[Material provided — start]

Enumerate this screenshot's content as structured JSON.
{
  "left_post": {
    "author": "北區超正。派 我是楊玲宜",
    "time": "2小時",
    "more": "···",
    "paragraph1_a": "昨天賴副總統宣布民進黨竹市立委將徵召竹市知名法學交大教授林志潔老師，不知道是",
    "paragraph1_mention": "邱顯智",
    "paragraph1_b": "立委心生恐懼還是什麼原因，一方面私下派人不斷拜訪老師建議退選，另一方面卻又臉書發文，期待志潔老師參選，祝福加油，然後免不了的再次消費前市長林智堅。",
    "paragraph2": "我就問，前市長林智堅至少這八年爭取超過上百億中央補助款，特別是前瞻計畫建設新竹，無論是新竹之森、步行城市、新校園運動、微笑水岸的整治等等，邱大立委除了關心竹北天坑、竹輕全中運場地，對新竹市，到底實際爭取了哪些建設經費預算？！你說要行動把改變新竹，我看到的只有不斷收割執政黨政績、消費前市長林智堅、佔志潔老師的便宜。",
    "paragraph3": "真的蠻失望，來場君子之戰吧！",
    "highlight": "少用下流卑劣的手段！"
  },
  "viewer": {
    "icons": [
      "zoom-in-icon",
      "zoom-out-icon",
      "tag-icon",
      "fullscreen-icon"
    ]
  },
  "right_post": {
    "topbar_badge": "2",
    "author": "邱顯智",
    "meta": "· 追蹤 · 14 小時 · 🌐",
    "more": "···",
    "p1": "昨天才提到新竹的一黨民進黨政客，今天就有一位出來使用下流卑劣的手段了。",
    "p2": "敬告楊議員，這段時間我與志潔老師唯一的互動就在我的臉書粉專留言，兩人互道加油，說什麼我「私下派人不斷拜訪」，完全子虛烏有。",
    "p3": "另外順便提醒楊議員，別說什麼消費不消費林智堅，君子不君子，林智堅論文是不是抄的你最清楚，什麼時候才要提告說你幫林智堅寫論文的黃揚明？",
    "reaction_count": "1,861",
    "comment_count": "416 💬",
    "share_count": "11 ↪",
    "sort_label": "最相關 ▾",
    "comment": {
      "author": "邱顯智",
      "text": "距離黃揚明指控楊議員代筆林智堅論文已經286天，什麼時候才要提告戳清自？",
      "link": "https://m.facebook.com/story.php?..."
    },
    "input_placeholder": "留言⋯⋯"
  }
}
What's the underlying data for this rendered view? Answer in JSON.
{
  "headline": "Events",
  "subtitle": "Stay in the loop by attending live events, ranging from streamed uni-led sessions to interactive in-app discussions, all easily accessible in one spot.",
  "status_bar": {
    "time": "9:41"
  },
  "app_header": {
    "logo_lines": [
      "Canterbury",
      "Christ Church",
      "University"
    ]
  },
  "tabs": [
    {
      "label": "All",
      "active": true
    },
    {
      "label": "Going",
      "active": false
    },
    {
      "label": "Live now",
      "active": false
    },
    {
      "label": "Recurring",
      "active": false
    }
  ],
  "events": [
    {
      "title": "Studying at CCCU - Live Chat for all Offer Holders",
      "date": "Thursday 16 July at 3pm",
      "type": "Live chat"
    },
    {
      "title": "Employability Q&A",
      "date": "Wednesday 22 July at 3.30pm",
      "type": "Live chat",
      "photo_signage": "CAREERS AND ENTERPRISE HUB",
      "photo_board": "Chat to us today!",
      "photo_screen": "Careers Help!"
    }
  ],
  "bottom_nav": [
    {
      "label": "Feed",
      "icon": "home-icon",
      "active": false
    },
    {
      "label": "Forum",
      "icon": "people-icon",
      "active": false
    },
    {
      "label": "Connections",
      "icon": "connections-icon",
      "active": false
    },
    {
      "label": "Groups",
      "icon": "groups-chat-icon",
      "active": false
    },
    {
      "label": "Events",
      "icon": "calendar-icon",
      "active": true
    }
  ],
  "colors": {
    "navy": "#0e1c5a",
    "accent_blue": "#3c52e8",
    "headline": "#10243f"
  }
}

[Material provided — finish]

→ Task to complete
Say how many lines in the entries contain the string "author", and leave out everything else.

→ Task result
3